=== TASK ===
Please reproduce every entry, keeping each one exact.

[Records excerpted from a collection]
----
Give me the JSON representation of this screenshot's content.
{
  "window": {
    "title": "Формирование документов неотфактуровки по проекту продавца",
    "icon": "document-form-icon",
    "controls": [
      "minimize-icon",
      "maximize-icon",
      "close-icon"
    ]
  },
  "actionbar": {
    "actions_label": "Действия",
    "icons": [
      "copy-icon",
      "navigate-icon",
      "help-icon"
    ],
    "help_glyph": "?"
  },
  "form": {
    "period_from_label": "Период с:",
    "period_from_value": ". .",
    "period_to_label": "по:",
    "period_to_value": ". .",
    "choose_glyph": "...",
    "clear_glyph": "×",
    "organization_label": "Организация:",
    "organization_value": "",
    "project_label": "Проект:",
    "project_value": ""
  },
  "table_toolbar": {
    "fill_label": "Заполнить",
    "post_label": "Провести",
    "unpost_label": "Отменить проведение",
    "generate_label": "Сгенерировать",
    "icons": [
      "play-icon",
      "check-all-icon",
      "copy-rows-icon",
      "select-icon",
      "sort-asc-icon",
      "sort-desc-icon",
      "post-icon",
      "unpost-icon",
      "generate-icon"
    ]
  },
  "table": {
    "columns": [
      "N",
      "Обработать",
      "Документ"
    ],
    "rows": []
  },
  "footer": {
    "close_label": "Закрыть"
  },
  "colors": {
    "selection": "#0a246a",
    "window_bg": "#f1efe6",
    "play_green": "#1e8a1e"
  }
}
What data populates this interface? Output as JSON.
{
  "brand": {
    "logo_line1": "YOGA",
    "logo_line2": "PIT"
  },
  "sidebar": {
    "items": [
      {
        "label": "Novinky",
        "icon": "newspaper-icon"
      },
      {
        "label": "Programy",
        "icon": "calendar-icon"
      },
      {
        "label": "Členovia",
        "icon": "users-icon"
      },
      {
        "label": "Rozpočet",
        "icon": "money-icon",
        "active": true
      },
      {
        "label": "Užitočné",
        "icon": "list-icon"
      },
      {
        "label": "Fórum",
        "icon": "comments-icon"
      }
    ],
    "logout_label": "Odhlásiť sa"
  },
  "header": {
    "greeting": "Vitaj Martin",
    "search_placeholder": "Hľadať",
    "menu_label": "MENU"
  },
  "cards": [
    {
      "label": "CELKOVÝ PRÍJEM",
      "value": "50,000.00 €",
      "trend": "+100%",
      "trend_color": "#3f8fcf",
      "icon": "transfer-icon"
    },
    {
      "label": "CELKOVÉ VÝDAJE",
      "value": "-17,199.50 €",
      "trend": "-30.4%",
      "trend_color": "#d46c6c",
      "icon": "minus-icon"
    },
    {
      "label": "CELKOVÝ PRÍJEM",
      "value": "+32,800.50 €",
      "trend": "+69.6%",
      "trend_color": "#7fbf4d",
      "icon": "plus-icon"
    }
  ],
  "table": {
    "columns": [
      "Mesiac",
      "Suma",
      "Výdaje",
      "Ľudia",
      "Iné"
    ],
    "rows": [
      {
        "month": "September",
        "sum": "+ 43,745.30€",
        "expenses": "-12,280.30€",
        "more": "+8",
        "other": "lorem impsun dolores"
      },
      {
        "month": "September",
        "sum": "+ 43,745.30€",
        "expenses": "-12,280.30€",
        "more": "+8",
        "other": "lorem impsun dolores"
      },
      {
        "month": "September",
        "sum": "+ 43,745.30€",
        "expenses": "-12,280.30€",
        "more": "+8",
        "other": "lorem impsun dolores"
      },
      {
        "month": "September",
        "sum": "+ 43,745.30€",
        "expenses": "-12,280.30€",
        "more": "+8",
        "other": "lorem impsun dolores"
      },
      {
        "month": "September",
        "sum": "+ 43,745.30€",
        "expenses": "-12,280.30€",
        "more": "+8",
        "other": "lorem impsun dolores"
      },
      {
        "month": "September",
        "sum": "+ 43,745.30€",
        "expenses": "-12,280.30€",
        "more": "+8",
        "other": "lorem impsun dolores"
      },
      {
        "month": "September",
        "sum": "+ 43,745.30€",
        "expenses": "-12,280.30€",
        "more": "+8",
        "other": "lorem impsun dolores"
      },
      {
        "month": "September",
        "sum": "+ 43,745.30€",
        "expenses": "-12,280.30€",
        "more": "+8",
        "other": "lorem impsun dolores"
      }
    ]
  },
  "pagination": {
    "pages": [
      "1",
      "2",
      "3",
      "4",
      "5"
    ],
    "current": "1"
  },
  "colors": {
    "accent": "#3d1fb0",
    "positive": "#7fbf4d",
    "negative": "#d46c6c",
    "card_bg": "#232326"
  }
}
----
=== SOLVED EXERCISE ===
Give me the JSON representation of this screenshot's content.
{
  "window": {
    "title": "Формирование документов неотфактуровки по проекту продавца",
    "icon": "document-form-icon",
    "controls": [
      "minimize-icon",
      "maximize-icon",
      "close-icon"
    ]
  },
  "actionbar": {
    "actions_label": "Действия",
    "icons": [
      "copy-icon",
      "navigate-icon",
      "help-icon"
    ],
    "help_glyph": "?"
  },
  "form": {
    "period_from_label": "Период с:",
    "period_from_value": ". .",
    "period_to_label": "по:",
    "period_to_value": ". .",
    "choose_glyph": "...",
    "clear_glyph": "×",
    "organization_label": "Организация:",
    "organization_value": "",
    "project_label": "Проект:",
    "project_value": ""
  },
  "table_toolbar": {
    "fill_label": "Заполнить",
    "post_label": "Провести",
    "unpost_label": "Отменить проведение",
    "generate_label": "Сгенерировать",
    "icons": [
      "play-icon",
      "check-all-icon",
      "copy-rows-icon",
      "select-icon",
      "sort-asc-icon",
      "sort-desc-icon",
      "post-icon",
      "unpost-icon",
      "generate-icon"
    ]
  },
  "table": {
    "columns": [
      "N",
      "Обработать",
      "Документ"
    ],
    "rows": []
  },
  "footer": {
    "close_label": "Закрыть"
  },
  "colors": {
    "selection": "#0a246a",
    "window_bg": "#f1efe6",
    "play_green": "#1e8a1e"
  }
}
What data populates this interface? Output as JSON.
{
  "brand": {
    "logo_line1": "YOGA",
    "logo_line2": "PIT"
  },
  "sidebar": {
    "items": [
      {
        "label": "Novinky",
        "icon": "newspaper-icon"
      },
      {
        "label": "Programy",
        "icon": "calendar-icon"
      },
      {
        "label": "Členovia",
        "icon": "users-icon"
      },
      {
        "label": "Rozpočet",
        "icon": "money-icon",
        "active": true
      },
      {
        "label": "Užitočné",
        "icon": "list-icon"
      },
      {
        "label": "Fórum",
        "icon": "comments-icon"
      }
    ],
    "logout_label": "Odhlásiť sa"
  },
  "header": {
    "greeting": "Vitaj Martin",
    "search_placeholder": "Hľadať",
    "menu_label": "MENU"
  },
  "cards": [
    {
      "label": "CELKOVÝ PRÍJEM",
      "value": "50,000.00 €",
      "trend": "+100%",
      "trend_color": "#3f8fcf",
      "icon": "transfer-icon"
    },
    {
      "label": "CELKOVÉ VÝDAJE",
      "value": "-17,199.50 €",
      "trend": "-30.4%",
      "trend_color": "#d46c6c",
      "icon": "minus-icon"
    },
    {
      "label": "CELKOVÝ PRÍJEM",
      "value": "+32,800.50 €",
      "trend": "+69.6%",
      "trend_color": "#7fbf4d",
      "icon": "plus-icon"
    }
  ],
  "table": {
    "columns": [
      "Mesiac",
      "Suma",
      "Výdaje",
      "Ľudia",
      "Iné"
    ],
    "rows": [
      {
        "month": "September",
        "sum": "+ 43,745.30€",
        "expenses": "-12,280.30€",
        "more": "+8",
        "other": "lorem impsun dolores"
      },
      {
        "month": "September",
        "sum": "+ 43,745.30€",
        "expenses": "-12,280.30€",
        "more": "+8",
        "other": "lorem impsun dolores"
      },
      {
        "month": "September",
        "sum": "+ 43,745.30€",
        "expenses": "-12,280.30€",
        "more": "+8",
        "other": "lorem impsun dolores"
      },
      {
        "month": "September",
        "sum": "+ 43,745.30€",
        "expenses": "-12,280.30€",
        "more": "+8",
        "other": "lorem impsun dolores"
      },
      {
        "month": "September",
        "sum": "+ 43,745.30€",
        "expenses": "-12,280.30€",
        "more": "+8",
        "other": "lorem impsun dolores"
      },
      {
        "month": "September",
        "sum": "+ 43,745.30€",
        "expenses": "-12,280.30€",
        "more": "+8",
        "other": "lorem impsun dolores"
      },
      {
        "month": "September",
        "sum": "+ 43,745.30€",
        "expenses": "-12,280.30€",
        "more": "+8",
        "other": "lorem impsun dolores"
      },
      {
        "month": "September",
        "sum": "+ 43,745.30€",
        "expenses": "-12,280.30€",
        "more": "+8",
        "other": "lorem impsun dolores"
      }
    ]
  },
  "pagination": {
    "pages": [
      "1",
      "2",
      "3",
      "4",
      "5"
    ],
    "current": "1"
  },
  "colors": {
    "accent": "#3d1fb0",
    "positive": "#7fbf4d",
    "negative": "#d46c6c",
    "card_bg": "#232326"
  }
}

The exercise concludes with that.